● Excerpted data:
▼

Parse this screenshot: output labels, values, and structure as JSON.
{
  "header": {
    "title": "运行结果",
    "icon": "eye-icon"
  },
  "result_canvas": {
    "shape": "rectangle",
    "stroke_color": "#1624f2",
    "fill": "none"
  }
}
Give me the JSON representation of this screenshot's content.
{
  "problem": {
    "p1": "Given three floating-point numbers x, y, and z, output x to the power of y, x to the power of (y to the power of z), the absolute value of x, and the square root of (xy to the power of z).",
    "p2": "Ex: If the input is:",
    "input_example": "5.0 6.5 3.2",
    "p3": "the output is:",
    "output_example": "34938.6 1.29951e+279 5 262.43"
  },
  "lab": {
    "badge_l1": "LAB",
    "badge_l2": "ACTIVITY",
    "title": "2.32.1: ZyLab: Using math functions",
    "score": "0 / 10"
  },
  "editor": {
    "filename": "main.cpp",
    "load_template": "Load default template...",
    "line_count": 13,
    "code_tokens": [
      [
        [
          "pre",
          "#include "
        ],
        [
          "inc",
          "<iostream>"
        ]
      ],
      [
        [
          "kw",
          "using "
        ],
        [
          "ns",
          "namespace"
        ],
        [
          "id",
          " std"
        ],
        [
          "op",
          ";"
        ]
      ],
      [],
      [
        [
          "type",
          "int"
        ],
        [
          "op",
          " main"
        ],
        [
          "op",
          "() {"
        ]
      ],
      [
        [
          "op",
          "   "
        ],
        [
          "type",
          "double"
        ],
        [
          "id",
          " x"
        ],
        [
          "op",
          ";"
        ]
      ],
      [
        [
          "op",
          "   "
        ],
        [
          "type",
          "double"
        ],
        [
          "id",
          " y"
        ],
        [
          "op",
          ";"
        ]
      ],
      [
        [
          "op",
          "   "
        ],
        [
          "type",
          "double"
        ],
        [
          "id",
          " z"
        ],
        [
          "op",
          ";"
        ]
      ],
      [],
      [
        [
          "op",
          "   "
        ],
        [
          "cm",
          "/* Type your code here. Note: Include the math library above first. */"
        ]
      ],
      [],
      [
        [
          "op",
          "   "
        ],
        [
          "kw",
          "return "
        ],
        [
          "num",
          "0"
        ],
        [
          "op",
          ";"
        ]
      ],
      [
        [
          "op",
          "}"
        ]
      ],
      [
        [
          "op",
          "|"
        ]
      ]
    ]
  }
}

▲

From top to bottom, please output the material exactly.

● Task answer:
Parse this screenshot: output labels, values, and structure as JSON.
{
  "header": {
    "title": "运行结果",
    "icon": "eye-icon"
  },
  "result_canvas": {
    "shape": "rectangle",
    "stroke_color": "#1624f2",
    "fill": "none"
  }
}
Give me the JSON representation of this screenshot's content.
{
  "problem": {
    "p1": "Given three floating-point numbers x, y, and z, output x to the power of y, x to the power of (y to the power of z), the absolute value of x, and the square root of (xy to the power of z).",
    "p2": "Ex: If the input is:",
    "input_example": "5.0 6.5 3.2",
    "p3": "the output is:",
    "output_example": "34938.6 1.29951e+279 5 262.43"
  },
  "lab": {
    "badge_l1": "LAB",
    "badge_l2": "ACTIVITY",
    "title": "2.32.1: ZyLab: Using math functions",
    "score": "0 / 10"
  },
  "editor": {
    "filename": "main.cpp",
    "load_template": "Load default template...",
    "line_count": 13,
    "code_tokens": [
      [
        [
          "pre",
          "#include "
        ],
        [
          "inc",
          "<iostream>"
        ]
      ],
      [
        [
          "kw",
          "using "
        ],
        [
          "ns",
          "namespace"
        ],
        [
          "id",
          " std"
        ],
        [
          "op",
          ";"
        ]
      ],
      [],
      [
        [
          "type",
          "int"
        ],
        [
          "op",
          " main"
        ],
        [
          "op",
          "() {"
        ]
      ],
      [
        [
          "op",
          "   "
        ],
        [
          "type",
          "double"
        ],
        [
          "id",
          " x"
        ],
        [
          "op",
          ";"
        ]
      ],
      [
        [
          "op",
          "   "
        ],
        [
          "type",
          "double"
        ],
        [
          "id",
          " y"
        ],
        [
          "op",
          ";"
        ]
      ],
      [
        [
          "op",
          "   "
        ],
        [
          "type",
          "double"
        ],
        [
          "id",
          " z"
        ],
        [
          "op",
          ";"
        ]
      ],
      [],
      [
        [
          "op",
          "   "
        ],
        [
          "cm",
          "/* Type your code here. Note: Include the math library above first. */"
        ]
      ],
      [],
      [
        [
          "op",
          "   "
        ],
        [
          "kw",
          "return "
        ],
        [
          "num",
          "0"
        ],
        [
          "op",
          ";"
        ]
      ],
      [
        [
          "op",
          "}"
        ]
      ],
      [
        [
          "op",
          "|"
        ]
      ]
    ]
  }
}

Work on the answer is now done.